(1) Mechanisms of Mitochondrial Ca2+ Transport in Heart Cells
Our immediate efforts are to characterize the mitochondrial Ca2+ influx and efflux mechanisms in cardiac muscle cells and determine how these mechanisms regulate excitation-contraction-metabolism coupling. Our working hypothesis is that cardiac mitochondria contain a Ca2+-activated, ryanodine-sensive and a Ca2+-activated cyclosporine-sensitive Ca2+ permeable channel that are responsible for the fast uptake of Ca2+ into and fast release of Ca2+ out of mitochondria, respectively. These dynamic Ca2+ transport systems participate actively in regulating cardiac excitation-contraction-metabolism coupling processes, due to their structural proximity to the junctions between sarcoplasmic reticulum and L-type Ca2+ channels.
(2) Crosstalk Signaling between Mitochondrial Ca2+ and ROS
Our long-term objective of this project is to establish a unified theory to describe the mechanisms of crosstalk signaling between Ca2+ and ROS in cardiac muscle cells, and to translate these signaling pathways to the physiology and pathology of cardiac function. Our central hypothesis is: an increased mitochondrial Ca2+ concentration tips the balance of mitochondrial dynamics towards fission that drives an increase in ROS generation. The resulting oxidized environment leads to additional mitochondrial Ca2+ increases. Eventually, this high-gain positive feedback loop is counter balanced by Ca2+ and ROS activated mitochondrial Ca2+ efflux mechanisms.
(3) Mitochondrial Modulation of Neuronal Excitotoxicity
Our immediate goal is to determine the role of mitochondrial Ca2+ overload and oxidative stress in neuronal cell death. Our working hypothesis is that Ca2+- and ROS-dependent mitochondrial permeability transition (MPT) opening is central to the process of excitotoxic cell death, and that energetically impaired cells are more susceptible to excitotoxic cell death because they have a higher likelihood of MPT occurrence in response to a given excitotoxic stimulus

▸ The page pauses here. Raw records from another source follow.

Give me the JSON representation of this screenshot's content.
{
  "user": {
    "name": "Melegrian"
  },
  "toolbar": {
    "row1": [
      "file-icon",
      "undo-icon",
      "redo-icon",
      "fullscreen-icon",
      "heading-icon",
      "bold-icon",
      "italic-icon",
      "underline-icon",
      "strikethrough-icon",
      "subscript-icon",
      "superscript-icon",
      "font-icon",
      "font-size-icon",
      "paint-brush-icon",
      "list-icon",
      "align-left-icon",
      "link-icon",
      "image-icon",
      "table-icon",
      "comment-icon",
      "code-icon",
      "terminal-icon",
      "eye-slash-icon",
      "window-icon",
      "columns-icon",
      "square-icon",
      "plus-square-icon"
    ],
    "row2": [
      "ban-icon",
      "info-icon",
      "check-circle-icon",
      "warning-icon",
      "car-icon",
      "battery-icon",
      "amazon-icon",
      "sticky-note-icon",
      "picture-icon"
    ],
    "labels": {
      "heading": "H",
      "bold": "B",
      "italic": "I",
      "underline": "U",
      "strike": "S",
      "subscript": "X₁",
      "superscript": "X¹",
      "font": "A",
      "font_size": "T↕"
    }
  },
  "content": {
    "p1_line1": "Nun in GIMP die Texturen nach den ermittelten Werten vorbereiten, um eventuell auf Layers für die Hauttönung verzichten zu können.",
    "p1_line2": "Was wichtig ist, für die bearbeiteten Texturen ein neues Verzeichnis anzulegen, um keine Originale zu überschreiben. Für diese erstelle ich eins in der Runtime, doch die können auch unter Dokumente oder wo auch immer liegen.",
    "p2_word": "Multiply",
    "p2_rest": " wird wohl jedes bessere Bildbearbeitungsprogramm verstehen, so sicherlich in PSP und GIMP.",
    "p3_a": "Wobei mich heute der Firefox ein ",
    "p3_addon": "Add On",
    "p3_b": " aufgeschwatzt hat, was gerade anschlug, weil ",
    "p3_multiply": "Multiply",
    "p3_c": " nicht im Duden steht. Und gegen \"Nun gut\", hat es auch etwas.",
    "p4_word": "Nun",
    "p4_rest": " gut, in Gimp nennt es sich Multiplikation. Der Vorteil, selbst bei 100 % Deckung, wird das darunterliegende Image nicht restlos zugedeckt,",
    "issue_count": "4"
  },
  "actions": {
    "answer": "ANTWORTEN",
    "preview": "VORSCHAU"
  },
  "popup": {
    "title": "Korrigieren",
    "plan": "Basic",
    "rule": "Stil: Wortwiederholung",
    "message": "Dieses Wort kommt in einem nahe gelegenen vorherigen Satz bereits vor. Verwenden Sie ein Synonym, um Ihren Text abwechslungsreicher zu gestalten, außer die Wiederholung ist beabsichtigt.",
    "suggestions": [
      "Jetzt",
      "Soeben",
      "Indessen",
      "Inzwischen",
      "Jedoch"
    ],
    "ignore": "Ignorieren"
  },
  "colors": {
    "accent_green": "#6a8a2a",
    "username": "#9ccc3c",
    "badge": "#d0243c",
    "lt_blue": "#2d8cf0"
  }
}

We will use a multidisciplinary approach, encompassing single cell fluorescence confocal microscopy to measure cytosolic and mitochondrial Ca2+ concentrations, patch clamp to record L-type Ca2+ currents, and biochemical and molecular biological techniques to probe the mitochondrial Ca2+ transport proteins. This research will provide important information regarding the fundamental principles of mitochondrial Ca2+ transport mechanisms in heart and brain cells. This information is critical for our understanding of the participation of mitochondria in the etiology of cardiovascular diseases such as cardiac arrhythmia, cardiomyopathy, and heart failure as well as neurodegenerative diseases such as Alzheimer's disease, Huntington's disease and Parkinson's disease. Ultimately, it will provide insights to design novel targets for therapeutic intervention in these diseases.